Rick Calohan said...

I have been in various churches, shrines, chapels, and cathedrals that had crosses/crucifixes stain glass windows, statues, shrines, and plaques, paintings dedicated in memory of a former priest, pastors, or church member. While all that may have its place, the key is what is being preached at the pulpit. This could explain why Dorothy did not even notice the cross behind the pulpit because we know we can come to the cross of Jesus in every The Divine Service of Covenant Renewal at Redeemer.

WHEN I SURVEY THE WONDROUS CROSS — HAMBURG

When I survey the wondrous cross
On which the Prince of glory died,
My richest gain I count but loss,
And pour contempt on all my pride.

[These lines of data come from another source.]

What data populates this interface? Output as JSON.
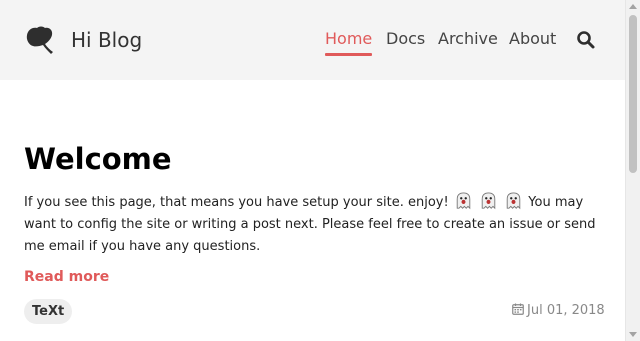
{
  "header": {
    "site_title": "Hi Blog",
    "logo_icon": "ginkgo-leaf-icon",
    "nav": [
      {
        "label": "Home",
        "active": true
      },
      {
        "label": "Docs",
        "active": false
      },
      {
        "label": "Archive",
        "active": false
      },
      {
        "label": "About",
        "active": false
      }
    ],
    "search_icon": "search-icon"
  },
  "post": {
    "title": "Welcome",
    "excerpt_before": "If you see this page, that means you have setup your site. enjoy!",
    "emoji": "ghost-emoji",
    "excerpt_after": "You may want to config the site or writing a post next. Please feel free to create an issue or send me email if you have any questions.",
    "read_more": "Read more",
    "tag": "TeXt",
    "date": "Jul 01, 2018",
    "date_icon": "calendar-icon"
  },
  "colors": {
    "accent": "#e05a5a",
    "header_bg": "#f4f4f4",
    "tag_bg": "#eeeeee",
    "meta_text": "#888888"
  }
}
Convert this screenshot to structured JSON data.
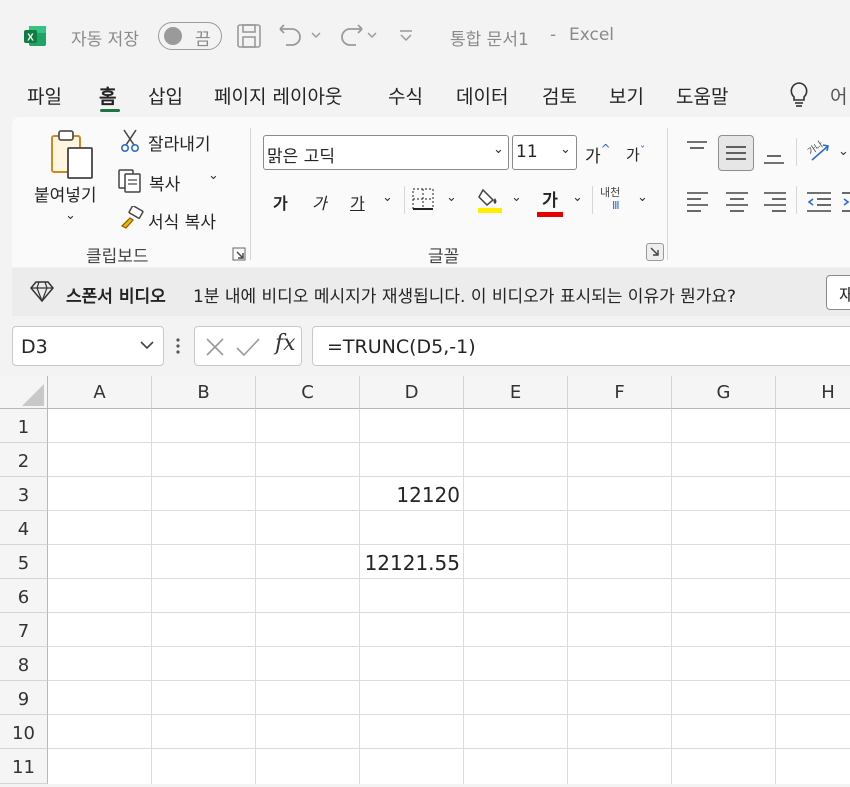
{
  "titlebar": {
    "autosave_label": "자동 저장",
    "toggle_state": "끔",
    "doc_title": "통합 문서1",
    "separator": "-",
    "app_name": "Excel"
  },
  "menu": {
    "tabs": [
      "파일",
      "홈",
      "삽입",
      "페이지 레이아웃",
      "수식",
      "데이터",
      "검토",
      "보기",
      "도움말"
    ],
    "active_tab": "홈",
    "overflow": "어"
  },
  "ribbon": {
    "clipboard": {
      "paste_label": "붙여넣기",
      "cut_label": "잘라내기",
      "copy_label": "복사",
      "format_painter_label": "서식 복사",
      "group_label": "클립보드"
    },
    "font": {
      "font_name": "맑은 고딕",
      "font_size": "11",
      "grow_label": "가",
      "shrink_label": "가",
      "bold_label": "가",
      "italic_label": "가",
      "underline_label": "가",
      "font_color_label": "가",
      "phonetic_label": "내천",
      "group_label": "글꼴"
    },
    "colors": {
      "accent": "#217346",
      "highlight": "#ffee00",
      "font_color": "#e60000"
    }
  },
  "sponsor": {
    "title": "스폰서 비디오",
    "message": "1분 내에 비디오 메시지가 재생됩니다. 이 비디오가 표시되는 이유가 뭔가요?",
    "button_label": "재"
  },
  "formula_bar": {
    "name_box": "D3",
    "fx_label": "fx",
    "formula": "=TRUNC(D5,-1)"
  },
  "sheet": {
    "columns": [
      "A",
      "B",
      "C",
      "D",
      "E",
      "F",
      "G",
      "H"
    ],
    "rows": [
      "1",
      "2",
      "3",
      "4",
      "5",
      "6",
      "7",
      "8",
      "9",
      "10",
      "11"
    ],
    "cells": {
      "D3": "12120",
      "D5": "12121.55"
    },
    "selected_cell": "D3"
  }
}
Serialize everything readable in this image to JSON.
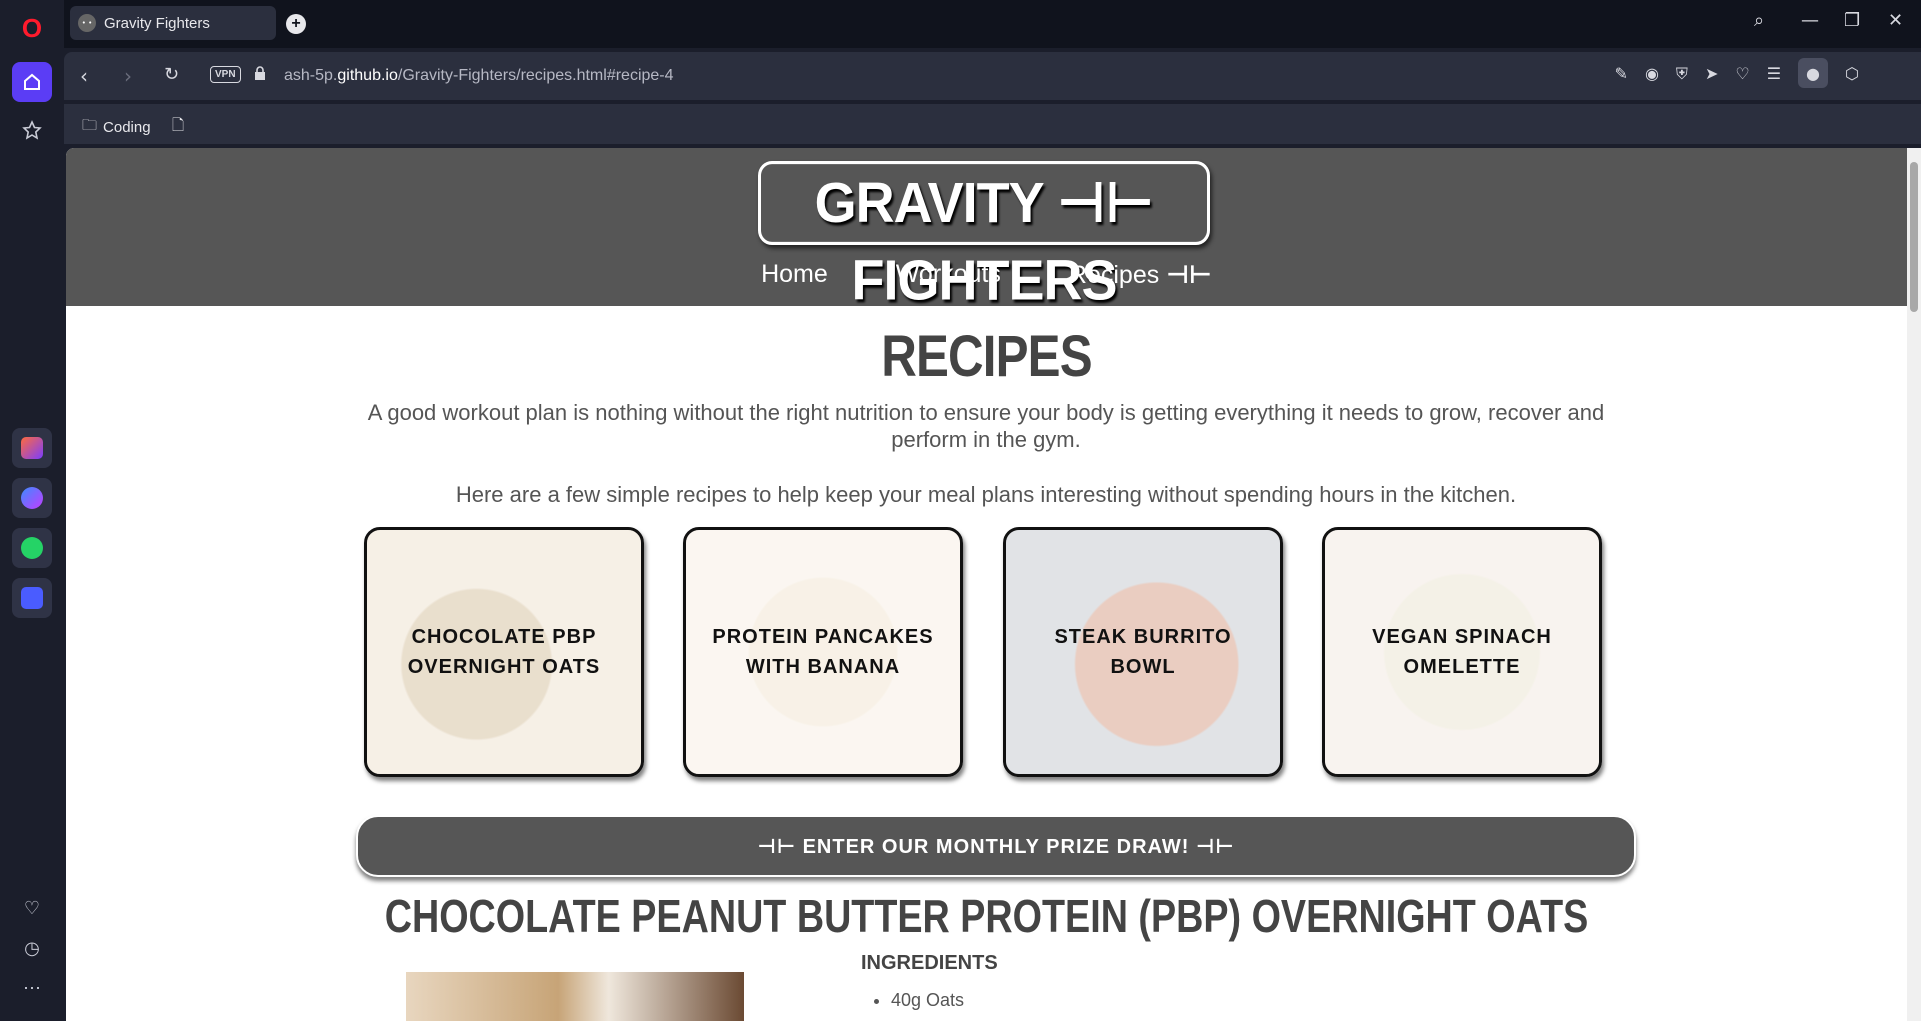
{
  "browser": {
    "tab_title": "Gravity Fighters",
    "tab_favicon_text": "• •",
    "new_tab_symbol": "+",
    "url_prefix": "ash-5p.",
    "url_domain": "github.io",
    "url_path": "/Gravity-Fighters/recipes.html#recipe-4",
    "vpn_label": "VPN",
    "bookmark_folder": "Coding",
    "accent_color": "#5b3df5"
  },
  "site": {
    "logo_text": "GRAVITY ⭐ FIGHTERS",
    "logo_left": "GRAVITY",
    "logo_right": "FIGHTERS",
    "nav": {
      "home": "Home",
      "workouts": "Workouts",
      "recipes": "Recipes"
    }
  },
  "recipes": {
    "title": "RECIPES",
    "intro": "A good workout plan is nothing without the right nutrition to ensure your body is getting everything it needs to grow, recover and perform in the gym.",
    "intro2": "Here are a few simple recipes to help keep your meal plans interesting without spending hours in the kitchen.",
    "cards": [
      {
        "label": "CHOCOLATE PBP OVERNIGHT OATS"
      },
      {
        "label": "PROTEIN PANCAKES WITH BANANA"
      },
      {
        "label": "STEAK BURRITO BOWL"
      },
      {
        "label": "VEGAN SPINACH OMELETTE"
      }
    ],
    "prize_text": "ENTER OUR MONTHLY PRIZE DRAW!",
    "section_title": "CHOCOLATE PEANUT BUTTER PROTEIN (PBP) OVERNIGHT OATS",
    "ingredients_title": "INGREDIENTS",
    "ingredients": [
      "40g Oats"
    ]
  }
}
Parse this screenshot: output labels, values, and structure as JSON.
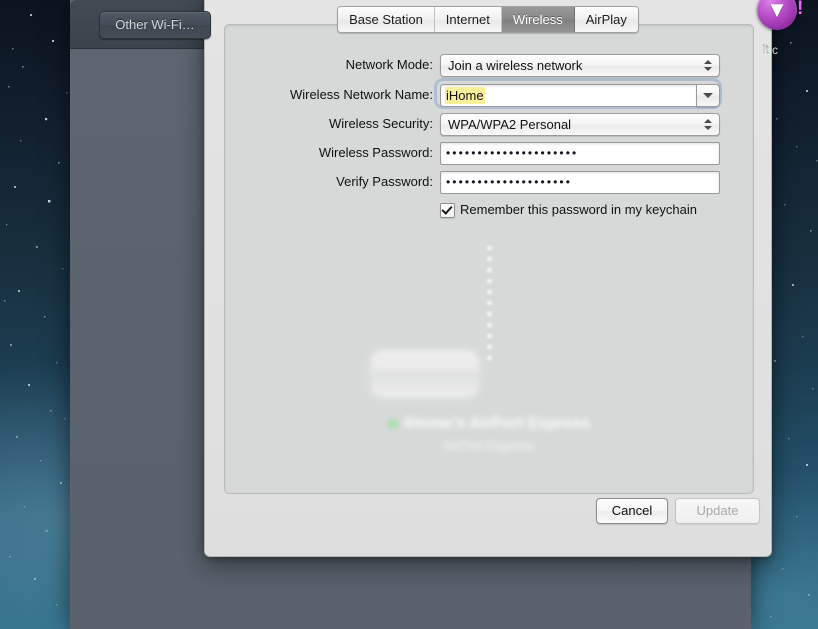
{
  "desktop": {
    "wallpaper_top_color": "#0b1420",
    "wallpaper_bottom_color": "#2e6d88"
  },
  "parent_window": {
    "background_color": "#5a636e",
    "other_button_label": "Other Wi-Fi…",
    "badge_glyph": "▼",
    "badge_color": "#b349c4",
    "badge_exclaim": "!",
    "clipped_text": "It\nc"
  },
  "sheet": {
    "tabs": [
      {
        "label": "Base Station",
        "selected": false
      },
      {
        "label": "Internet",
        "selected": false
      },
      {
        "label": "Wireless",
        "selected": true
      },
      {
        "label": "AirPlay",
        "selected": false
      }
    ],
    "form": {
      "network_mode": {
        "label": "Network Mode:",
        "value": "Join a wireless network",
        "control": "popup-button"
      },
      "wireless_network_name": {
        "label": "Wireless Network Name:",
        "value": "iHome",
        "control": "combo-box",
        "highlight_color": "#fbf09a",
        "focused": true
      },
      "wireless_security": {
        "label": "Wireless Security:",
        "value": "WPA/WPA2 Personal",
        "control": "popup-button"
      },
      "wireless_password": {
        "label": "Wireless Password:",
        "value": "•••••••••••••••••••••",
        "control": "secure-text-field"
      },
      "verify_password": {
        "label": "Verify Password:",
        "value": "••••••••••••••••••••",
        "control": "secure-text-field"
      },
      "remember_password": {
        "label": "Remember this password in my keychain",
        "checked": true,
        "control": "checkbox"
      }
    },
    "device": {
      "name": "iHome's AirPort Express",
      "subtitle": "AirPort Express",
      "status_color": "#9fe0a4"
    },
    "footer": {
      "cancel_label": "Cancel",
      "update_label": "Update",
      "update_enabled": false
    }
  }
}
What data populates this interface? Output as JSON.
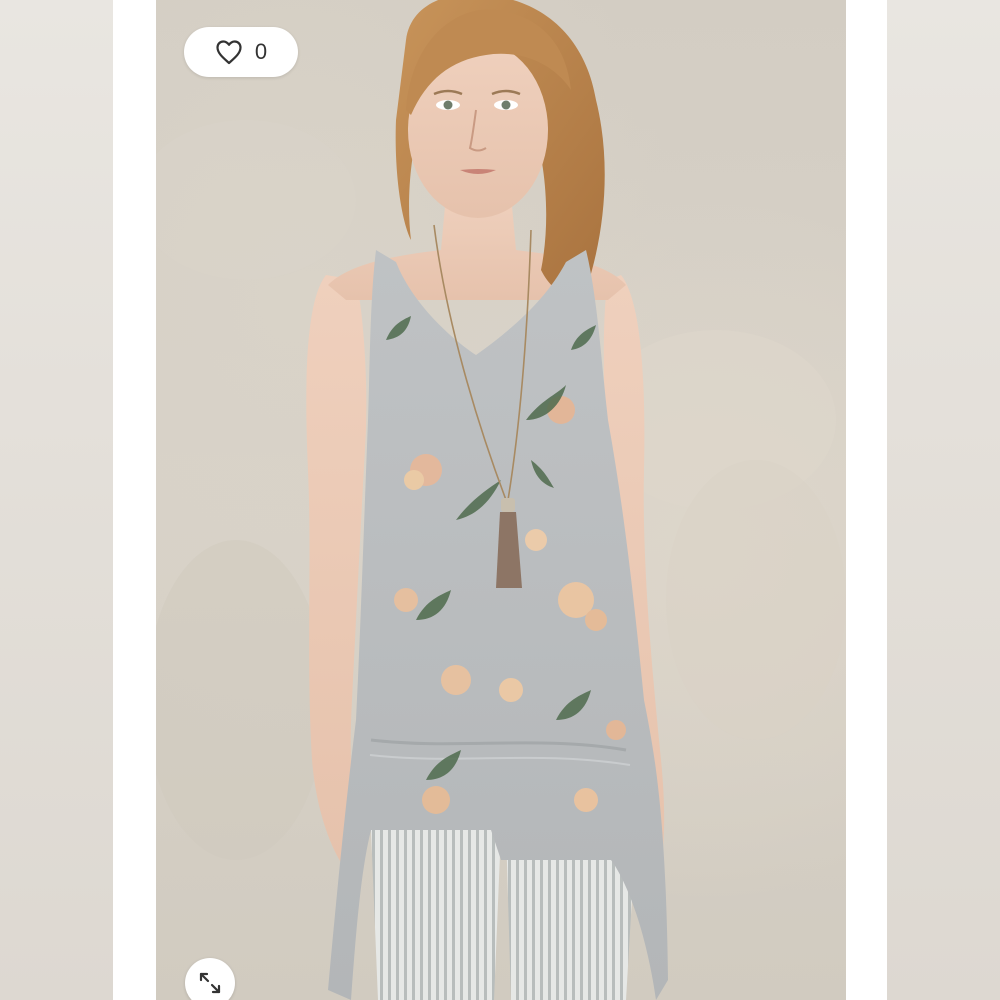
{
  "viewer": {
    "like": {
      "icon": "heart-outline-icon",
      "count": "0"
    },
    "expand": {
      "icon": "expand-arrows-icon"
    },
    "photo": {
      "subject": "product-photo"
    }
  },
  "colors": {
    "background": "#ffffff",
    "side_panel": "#e4e0da",
    "wall": "#d5cfc5",
    "garment": "#b9bcbf",
    "icon": "#333333"
  }
}
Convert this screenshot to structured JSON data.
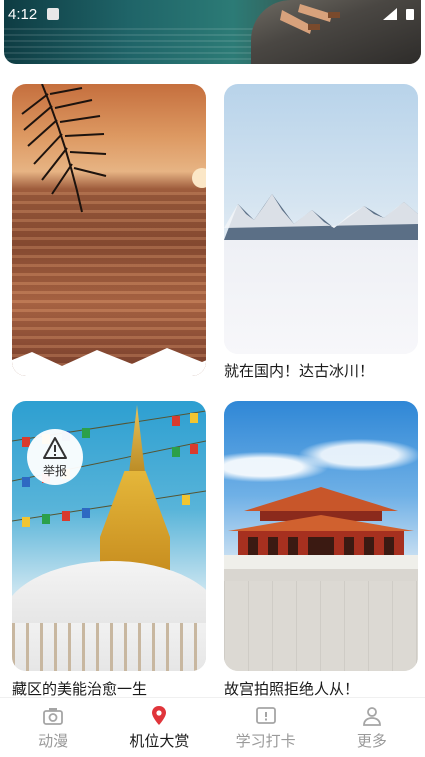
{
  "status_bar": {
    "time": "4:12"
  },
  "cards": [
    {
      "caption": ""
    },
    {
      "caption": "就在国内！达古冰川！"
    },
    {
      "caption": "藏区的美能治愈一生"
    },
    {
      "caption": "故宫拍照拒绝人从！"
    }
  ],
  "report_button": {
    "label": "举报"
  },
  "bottom_nav": {
    "items": [
      {
        "label": "动漫",
        "icon": "camera-icon",
        "active": false
      },
      {
        "label": "机位大赏",
        "icon": "location-pin-icon",
        "active": true
      },
      {
        "label": "学习打卡",
        "icon": "checkin-icon",
        "active": false
      },
      {
        "label": "更多",
        "icon": "person-icon",
        "active": false
      }
    ]
  },
  "colors": {
    "active_pin": "#e0353b",
    "inactive": "#9a9a9a",
    "active_text": "#1a1a1a"
  }
}
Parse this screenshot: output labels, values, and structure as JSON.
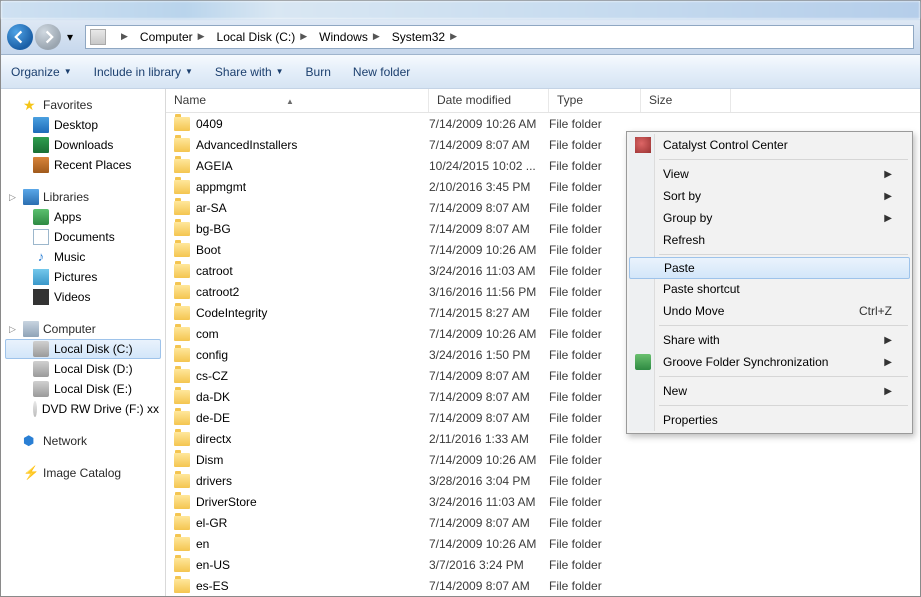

Forbid it, Lord, that I should boast,
Save in the death of Christ my God:
All the vain things that charm me most,
I sacrifice them to his blood.

See, from his head, his hands, his feet,
Sorrow and love flow mingled down:
Did e'er such love and sorrow meet,
Or thorns compose so rich a crown?

Were the whole realm of nature mine,
That were a present far too small;
Love so amazing, so divine,
Demands my soul, my life, my all.

Zach said...

That is a nice cross. Do you have a problem with the crucifix--or just with its misuse? (as with the characterization of Christianity as a religion)

Reepicheep said...

Zach,
I don't have a major problem with a crucifix for the purpose of art or education. I wish the various renderings would be realistic rather than lilly white Jesus, etc., but that's part of the problem, we don't have a clear description of his physical appearance. I have a major problem with the way crucifixes were used in my RC experience. They were often uses as magic wand type apparati by the priest. I oppose the veneration of any image. Finally, I'm not comfortable with images of Jesus in formal worship areas. I have seen the worship of Jesus statues in RC settings, it creeps me out. It's not actually Jesus.

I'm not saying that's how you view it, I'm just citing what I have seen and would be concerned about. Obviously people can venerate all manner of stuff, I don't think our churches ought to be bare.

Zach said...

The people actually thought the statue was Jesus? That is weird--and silly--and idolatrous.

I personally gain much spiritual benefit from praying before a crucifix. It helps me better contemplate Christ crucified in the context of prayer. I also absolutely must--should the Lord grant me the grace of a "slow" death--have a crucifix at my deathbed. The following prayer, from a pre-Reformation deathbed guide for English priests, was to be read as the priest held up the crucifix before the face of the dying person:

Put alle thi trust in his passion and in his deth, and thenke onli theron, and non other thing. With his deth medil the and wrappe the therinne . . . and have the crosse to fore the, and sai thus; - I wot wel thou art not my God, but thou art imagened aftir him, and makest me have more mind of him after whom thou art imagened. Lord fader of hevene, the deth of oure lord Jhu Crist, thi sone, wiche is here imagened, I set betwene the and my evil dedis, and the desert of Jhu Crist I offre for that I shuld have deservid, and have nought.

Reepicheep said...

Zach, I recommend someone read you Scripture at the hour of your death...that would be MUCH better.

Zach said...

Oh, you Protestants! It's always either/or with you. :)

I'm going to both hear Scripture read and gaze upon the crucifix. I'm talented that way.

Phantom495 said...

Correct me if I am wrong, Tony, but to answer Brother Titus, Celtic just refers to Irish, Scottish, or Welsh origins.

Rick Calohan said...

AKA Iona Cross tis Scottish, but you know the Celts and Picts kinda intermingled, thus Celtic Iona Cross, Scotch-Irish, Ulster-Scot.

Brother Titus said...

I googled it. There's much speculation and probably some disinformation on this subject; but, it's probably called a, "celtic cross," because it originated somewhere in the U.K. during missionary work with the Celts, maybe during St. Patrick's ministry.

Woody Woodward said...

Rick, spoken forth like a real Scottsman!